(Bloomberg) -- More than 200,000 Britons who left the UK labor market in the year to July reported suffering from long-Covid, official statistics show.

Analysis by the Office for National Statistics found a link between the virus and the soaring levels of workforce inactivity since the pandemic struck, which is posing severe economic problems for the UK.

A link between Covid and inactivity, which measures people who neither have a job nor are looking for one, has long been suspected, but there has been little conclusive evidence so far. The figures shed light on why so many people have dropped out of the workforce since the pandemic, one of the things that’s pushing up wages and inflation.

“Today’s analysis shows that working-age people are less likely to participate in the labor market after developing long Covid symptoms than they were before being infected with coronavirus,” said Daniel Ayoubkhani, ONS statistician for data and analysis for social care and health. “Furthermore, this relationship between self-reported long Covid and inactivity for reasons other than education or retirement is strongest among people aged 50 years or above.”

The ONS was cautious about drawing a firm connection but said “long Covid may have contributed to the decreasing levels of participation in the UK labor market during the coronavirus pandemic.”

Inactivity has risen by 600,000 since early 2020, with long-term sickness the main factor. Falling participation is an acute problem in the UK, the only major economy where fewer people are in work than before the pandemic. 

That participation gap is causing staff shortages, which in turn have lowered the UK’s growth capacity and are adding to inflationary pressures.  

The ONS found that inactivity in the year to July 2022 among people with self-reported long Covid symptoms rose by 217,000. Their inactivity rate increased 3.8 percentage points, compared with 0.4 percentage points among those without self-reported long Covid symptoms.

The ONS defines long Covid as symptoms lasting more than four weeks after a confirmed or suspected infection.

The study found that people who caught Covid and recovered were less likely to be inactive three months after getting ill than those who were not infected, probably because they were “less likely to leave employment during, or shortly after returning from, a period of short-term sickness absence.”

However, those still reporting Covid symptoms eight months to a year after infection were between 34% and 45% more likely to be inactive than before catching the virus.  

The analysis also found that older workers who caught the virus were equally likely to retire, whether it turned into long-Covid or not.

“Among people aged 50 to 64 years who were in employment 12 to 20 weeks after a first test-confirmed infection, transition to retirement occurred at similar rates for participants with and without self-reported long Covid,” the ONS said.
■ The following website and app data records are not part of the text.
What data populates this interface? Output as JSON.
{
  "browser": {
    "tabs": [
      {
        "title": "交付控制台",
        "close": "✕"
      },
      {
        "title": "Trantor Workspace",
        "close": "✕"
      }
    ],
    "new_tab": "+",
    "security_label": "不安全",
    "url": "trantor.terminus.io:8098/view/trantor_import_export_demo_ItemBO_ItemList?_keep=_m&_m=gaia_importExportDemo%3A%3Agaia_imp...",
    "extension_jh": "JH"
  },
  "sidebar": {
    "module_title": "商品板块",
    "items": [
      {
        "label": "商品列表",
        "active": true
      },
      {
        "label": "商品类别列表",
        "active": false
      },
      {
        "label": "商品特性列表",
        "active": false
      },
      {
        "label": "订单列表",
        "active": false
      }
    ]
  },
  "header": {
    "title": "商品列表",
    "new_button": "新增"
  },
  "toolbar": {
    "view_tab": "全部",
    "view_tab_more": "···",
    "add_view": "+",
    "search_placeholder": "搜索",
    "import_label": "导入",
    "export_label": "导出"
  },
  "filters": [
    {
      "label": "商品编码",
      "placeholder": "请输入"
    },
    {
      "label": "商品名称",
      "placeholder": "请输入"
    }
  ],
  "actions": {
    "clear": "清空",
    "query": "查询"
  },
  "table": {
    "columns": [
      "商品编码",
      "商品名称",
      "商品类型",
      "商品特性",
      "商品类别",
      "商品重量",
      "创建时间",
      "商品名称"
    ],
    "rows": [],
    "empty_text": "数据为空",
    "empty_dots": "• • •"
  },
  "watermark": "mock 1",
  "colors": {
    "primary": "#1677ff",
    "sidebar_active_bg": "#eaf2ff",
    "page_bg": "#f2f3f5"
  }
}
“People with long Covid may have been increasingly likely to leave employment, or less likely to enter it, because of ill-health.”

The research was based on a sample of 206,000 participants aged 16 to 64 years and not in full-time education.

©2022 Bloomberg L.P.